China has reacted furiously to proposed foreign interference laws, accusing the Australian Government of making “irresponsible” comments which have hurt “political mutual trust”.
The Turnbull Government yesterday unveiled the biggest overhaul of espionage and intelligence laws in decades amid growing concerns over international interference in Australia’s democracy.
In a terse statement issued on Wednesday, the Chinese embassy in Canberra declared Beijing, “has no intention to interfere in Australia’s internal affairs or exert influence on its political process through political donations”.
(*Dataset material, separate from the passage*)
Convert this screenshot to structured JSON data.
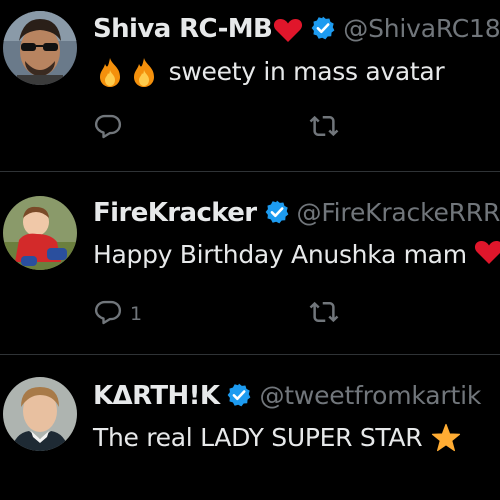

“Some Australian politicians and government officials also made irresponsible remarks to the detriment of political mutual trust between China and Australia,” an embassy spokesman said.
“We categorically reject these allegations.”
The embassy has also attacked what it described as “fabricated news stories” in recent media reporting of “so-called Chinese influence and infiltration in Australia”.
“Those reports, which were made up out of thin air and filled with Cold War mentality and ideological bias, reflected a typical anti-China hysteria and paranoid,” the spokesman said.
“The relevant reports not only made unjustifiable accusations against the Chinese Government, but also unscrupulously vilified the Chinese students as well as the Chinese community in Australia with racial prejudice, which in turn has tarnished Australia’s reputation as a multicultural society.”
Earlier, China’s Foreign Ministry spokesman in Beijing, Geng Shuang, gave a more mild response to the Turnbull Government’s announcement.
“China always follows the principle of mutual respect and non-interference in each other’s internal affairs when it comes to developing friendly cooperation with other countries, and this principle holds true for developing bilateral ties with Australia,” Mr Geng said.
US welcomes Turnbull Government crackdown
American officials have been increasingly concerned at the level of Chinese influence in Australia, and the acting United States ambassador has cautiously welcomed the Turnbull Government’s announcement.
“I won’t comment on the Australian draft legislation, as that is for the Australian Government to decide,” Charge d’affaires James Carouso told the ABC.
“But our democracy is facing similar concerns with foreign interference and our FARA (Foreign Agents Registration Act) is helpful in finding ways to deal with the problem,” Mr Carouso added.